= Beginning of Section =

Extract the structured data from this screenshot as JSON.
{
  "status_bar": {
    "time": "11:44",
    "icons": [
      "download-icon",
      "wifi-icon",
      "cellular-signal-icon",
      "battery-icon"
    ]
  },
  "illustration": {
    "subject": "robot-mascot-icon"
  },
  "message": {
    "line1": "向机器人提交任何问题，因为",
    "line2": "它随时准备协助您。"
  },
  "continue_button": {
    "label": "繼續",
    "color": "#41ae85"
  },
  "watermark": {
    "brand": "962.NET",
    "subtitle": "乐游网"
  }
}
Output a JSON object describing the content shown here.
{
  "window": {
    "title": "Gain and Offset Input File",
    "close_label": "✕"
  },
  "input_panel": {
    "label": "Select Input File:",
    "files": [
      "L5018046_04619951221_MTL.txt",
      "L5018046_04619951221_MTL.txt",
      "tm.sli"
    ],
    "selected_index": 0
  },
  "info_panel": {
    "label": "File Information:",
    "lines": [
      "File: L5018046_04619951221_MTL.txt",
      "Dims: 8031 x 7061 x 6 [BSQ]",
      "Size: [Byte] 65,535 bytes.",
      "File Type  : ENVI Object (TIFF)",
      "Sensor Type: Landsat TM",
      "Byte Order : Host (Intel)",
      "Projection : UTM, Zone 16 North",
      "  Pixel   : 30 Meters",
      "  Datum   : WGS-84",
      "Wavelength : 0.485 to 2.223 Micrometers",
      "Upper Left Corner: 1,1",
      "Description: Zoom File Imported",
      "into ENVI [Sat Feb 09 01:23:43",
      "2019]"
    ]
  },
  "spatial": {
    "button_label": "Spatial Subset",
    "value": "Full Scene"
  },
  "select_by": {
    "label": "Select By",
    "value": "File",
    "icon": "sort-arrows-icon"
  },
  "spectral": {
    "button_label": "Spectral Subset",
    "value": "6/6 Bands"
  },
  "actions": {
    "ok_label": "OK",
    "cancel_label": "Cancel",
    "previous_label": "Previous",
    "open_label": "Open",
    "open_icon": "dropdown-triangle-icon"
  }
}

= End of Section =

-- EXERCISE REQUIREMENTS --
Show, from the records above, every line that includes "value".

-- RESULT OF THE EXERCISE --
    "value": "Full Scene"
    "value": "File",
    "value": "6/6 Bands"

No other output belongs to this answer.